* **EXERCISE DIRECTIONS**:
From the records beneath, determine how many lines contain "title" and report only that figure.

(Items from an interface collection)
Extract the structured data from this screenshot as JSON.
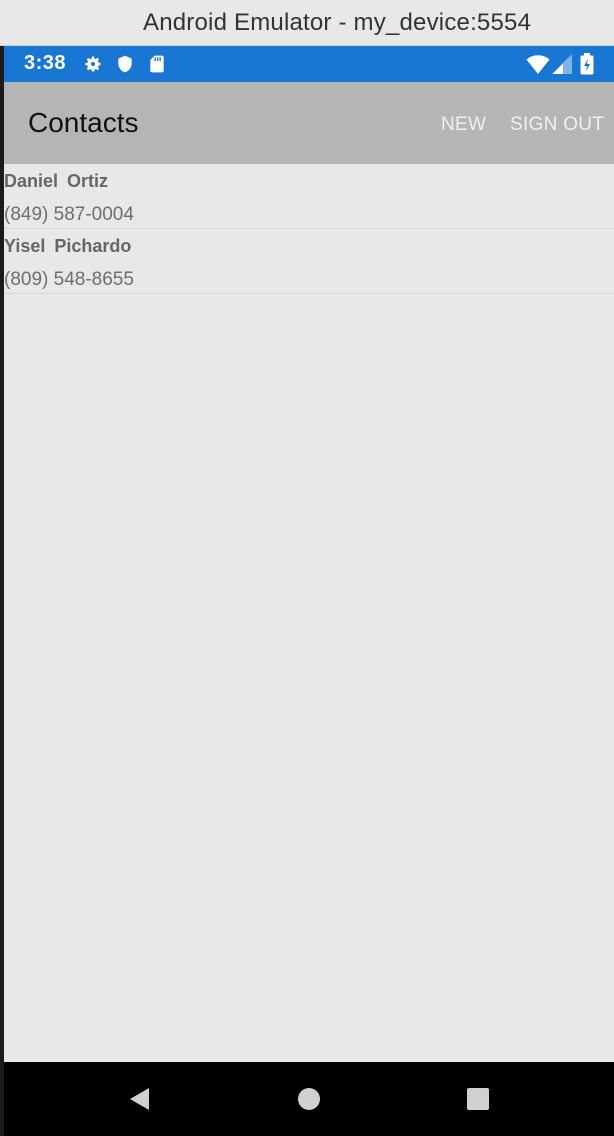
{
  "window": {
    "title": "Android Emulator - my_device:5554"
  },
  "status_bar": {
    "time": "3:38",
    "color": "#1976d2",
    "left_icons": [
      "gear-icon",
      "shield-icon",
      "sd-card-icon"
    ],
    "right_icons": [
      "wifi-icon",
      "cell-signal-icon",
      "battery-icon"
    ]
  },
  "app_bar": {
    "title": "Contacts",
    "actions": {
      "new_label": "NEW",
      "sign_out_label": "SIGN OUT"
    }
  },
  "contacts": [
    {
      "name": "Daniel  Ortiz",
      "phone": "(849) 587-0004"
    },
    {
      "name": "Yisel  Pichardo",
      "phone": "(809) 548-8655"
    }
  ],
  "nav_bar": {
    "buttons": [
      "back-icon",
      "home-icon",
      "recents-icon"
    ]
  }
}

* **OUTPUT FOR THIS EXERCISE**:
2